particular interest in the leasing context, it held that:

  • the expenditure on the films
    had been incurred so long as that expenditure did not exceed the
    market value of the films;
  • the partnerships were not
    carrying on their trades on a commercial basis, since the present
    value of their income was less than their expenditure;
  • the fees paid by the
    partnerships for structuring the transaction, arranging the
    partners’ finance, identifying the film and lessee and negotiating
    the sale and leaseback were capital under general principles;
  • the fees payable to future
    were deductible in the accounting periods in which they were
    recognised for accounting purposes unless those fees relate to
    material services which were to be received in later


What this decision

It is very likely that the
Samarkand decision will be appealed and there is a parallel
judicial review claim.

In the meantime, leasing businesses
will need to consider whether Samarkand affects their view as to
whether they are trading and whether there are any steps they can
take to protect their position.

It may be that HMRC will seek to
rely on Samarkand to argue that corporate lessors are not trading,
despite the tribunal attempting to differentiate the position of a
company from that of a partnership comprised of individuals.

The possibility of HMRC raising
such an argument is perhaps surprising given that the courts have
accepted in many cases that leasing is an ordinary mercantile
transaction with the character of a trade.

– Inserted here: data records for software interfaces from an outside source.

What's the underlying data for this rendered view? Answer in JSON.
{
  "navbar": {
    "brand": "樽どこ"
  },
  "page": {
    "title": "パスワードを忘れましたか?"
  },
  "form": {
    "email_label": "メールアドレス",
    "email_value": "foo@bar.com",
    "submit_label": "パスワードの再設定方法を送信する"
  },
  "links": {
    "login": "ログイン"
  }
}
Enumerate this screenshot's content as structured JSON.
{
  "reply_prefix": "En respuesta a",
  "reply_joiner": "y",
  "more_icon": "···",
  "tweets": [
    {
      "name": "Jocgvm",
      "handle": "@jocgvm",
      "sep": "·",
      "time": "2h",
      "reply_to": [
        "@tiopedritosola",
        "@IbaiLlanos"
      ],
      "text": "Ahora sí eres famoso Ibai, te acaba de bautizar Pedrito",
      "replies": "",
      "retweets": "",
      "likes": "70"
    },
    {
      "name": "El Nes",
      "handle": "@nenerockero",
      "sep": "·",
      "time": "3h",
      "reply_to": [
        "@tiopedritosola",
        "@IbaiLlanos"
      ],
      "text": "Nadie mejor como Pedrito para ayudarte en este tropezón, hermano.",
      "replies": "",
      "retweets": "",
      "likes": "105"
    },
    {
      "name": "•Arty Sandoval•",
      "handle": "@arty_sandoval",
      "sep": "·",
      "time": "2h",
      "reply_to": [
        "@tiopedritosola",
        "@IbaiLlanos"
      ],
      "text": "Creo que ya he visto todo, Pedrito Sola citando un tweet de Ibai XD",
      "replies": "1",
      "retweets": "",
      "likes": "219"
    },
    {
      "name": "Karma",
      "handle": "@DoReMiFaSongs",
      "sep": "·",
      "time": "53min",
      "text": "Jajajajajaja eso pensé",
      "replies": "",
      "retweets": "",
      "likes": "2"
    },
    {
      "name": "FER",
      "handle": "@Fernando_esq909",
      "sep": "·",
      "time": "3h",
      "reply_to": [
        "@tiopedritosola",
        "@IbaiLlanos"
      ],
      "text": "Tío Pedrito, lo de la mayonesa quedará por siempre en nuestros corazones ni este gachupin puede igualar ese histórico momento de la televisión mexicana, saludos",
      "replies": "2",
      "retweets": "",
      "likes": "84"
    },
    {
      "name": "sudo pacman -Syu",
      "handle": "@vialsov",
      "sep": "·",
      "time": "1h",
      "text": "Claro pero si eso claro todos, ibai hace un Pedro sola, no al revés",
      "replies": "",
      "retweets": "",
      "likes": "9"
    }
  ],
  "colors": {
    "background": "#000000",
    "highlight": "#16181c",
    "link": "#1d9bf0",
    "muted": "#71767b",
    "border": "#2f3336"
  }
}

The risk of such a
challenge is greatest for those who are not habitually engaged in
financing activities.

Of wider importance is the view of
the tribunal that expenses may not be deductible in the accounting
period in which they are recognised for accounting purposes. No
explanation was given for this statement.

Given the importance of the issues
raised in Samarkand, it is hoped that the upper tribunal will have
the chance to consider the first-tier tribunal’s decision.

Judy Harrison is a senior
associate at law firm Norton Rose